It’s been hard to find good books lately. The kind that I sit down and devour right there and then until it’s over. But from time to time I get lucky. “Driving the Saudis” by Jayne Amelia Larson is one of those books. It tells the story of an educated woman that becomes a chauffeur in Los Angeles to make ends meet between creative projects. That’s how she got to drive the Saudi Arabia Royal family during their lavish vacation in the City of Angels. Why Los Angeles I wondered? To shop and visit some of the best plastic surgeons in the world. And for what I ask myself? When they’re in Saudi Arabia they have to be covered up to the eyes, no one sees them, much less the beautiful items they buy by the millions of dollars and are hidden under the chadors. What’s the purpose? But no matter the culture or country, women always want to look good, even if it’s only for themselves. The Saudi princesses also shop because there are not that many activities that they can do and are able to choose for themselves. Everything is chosen for them since birth. But these princesses are not easy to please. They have more demands than the Kardashians and have several servants that follow them around attending to their every need. Upsetting them will cost anyone their job but abiding to their antics sometimes is almost impossible. Jayne Amelia, the always ready chauffeur and writer of the book becomes a superstar and overachiever, procuring over 50 bras all over Los Angeles and finding successfully every weird item that they demand pleasing the ladies and making sure the royal tip that the Saudi’s are famous for would be handsome at the end of their stay. The book also let us see the hard reality behind their lavish lifestyle. These women are trapped and dominated by a male supremacy, first their fathers and then their husbands. Their worth depends on how many male children they can give birth to. They’re not able to drive (Saudi Arabia is the only country that prohibits women from driving) get education, medical procedures or even go for a swim without male supervision and permission. This is an extremely entertaining book that gives a glimpse of a life so foreign to us. It’s entertaining and heartfelt. And the fact that is a true story makes even more attractive. It also let us see that one can own all the money in the world and it doesn’t mean anything. It can’t buy free will or love. Pick it up and read it. It will make your day.

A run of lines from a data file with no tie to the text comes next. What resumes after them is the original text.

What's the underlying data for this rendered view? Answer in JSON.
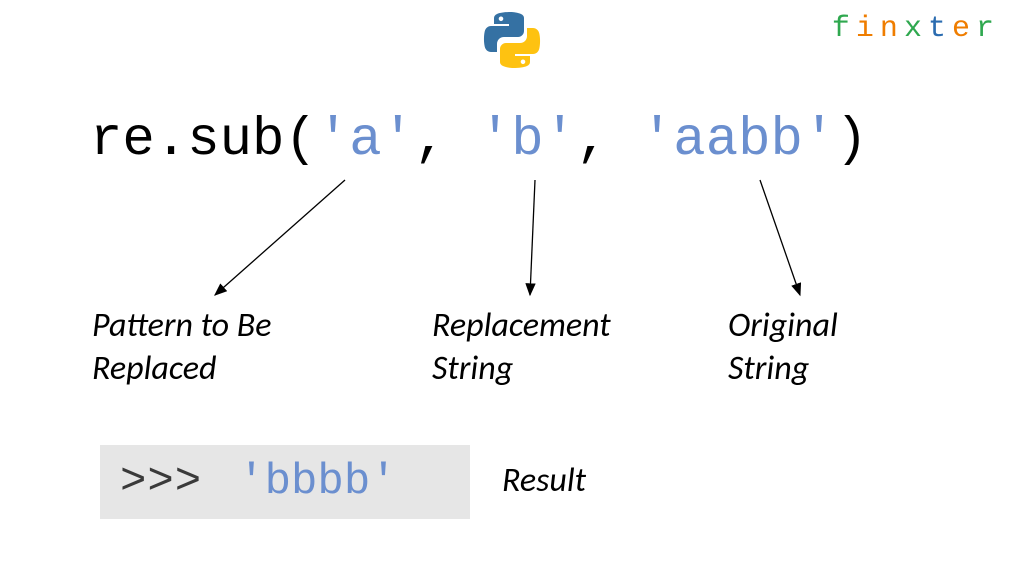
{
  "brand": {
    "letters": [
      "f",
      "i",
      "n",
      "x",
      "t",
      "e",
      "r"
    ],
    "colors": [
      "#2fa84f",
      "#ef7d00",
      "#ef7d00",
      "#2fa84f",
      "#2b6cb0",
      "#ef7d00",
      "#2fa84f"
    ]
  },
  "code": {
    "fn_module": "re",
    "fn_dot": ".",
    "fn_name": "sub",
    "open": "(",
    "arg1": "'a'",
    "sep1": ", ",
    "arg2": "'b'",
    "sep2": ", ",
    "arg3": "'aabb'",
    "close": ")"
  },
  "annotations": {
    "pattern_l1": "Pattern to Be",
    "pattern_l2": "Replaced",
    "replacement_l1": "Replacement",
    "replacement_l2": "String",
    "original_l1": "Original",
    "original_l2": "String"
  },
  "result": {
    "prompt": ">>>",
    "value": "'bbbb'",
    "label": "Result"
  },
  "icons": {
    "python": "python-logo-icon"
  }
}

Driving the Saudis is not great literature and none of the characters are well developed with the possible exception of the narrator who is the main character. It is fun to read and it is fairly short. It touches lightly on some big ideas related to gender inequality and thus provides some food for thought.
A very thoughtful and interesting read!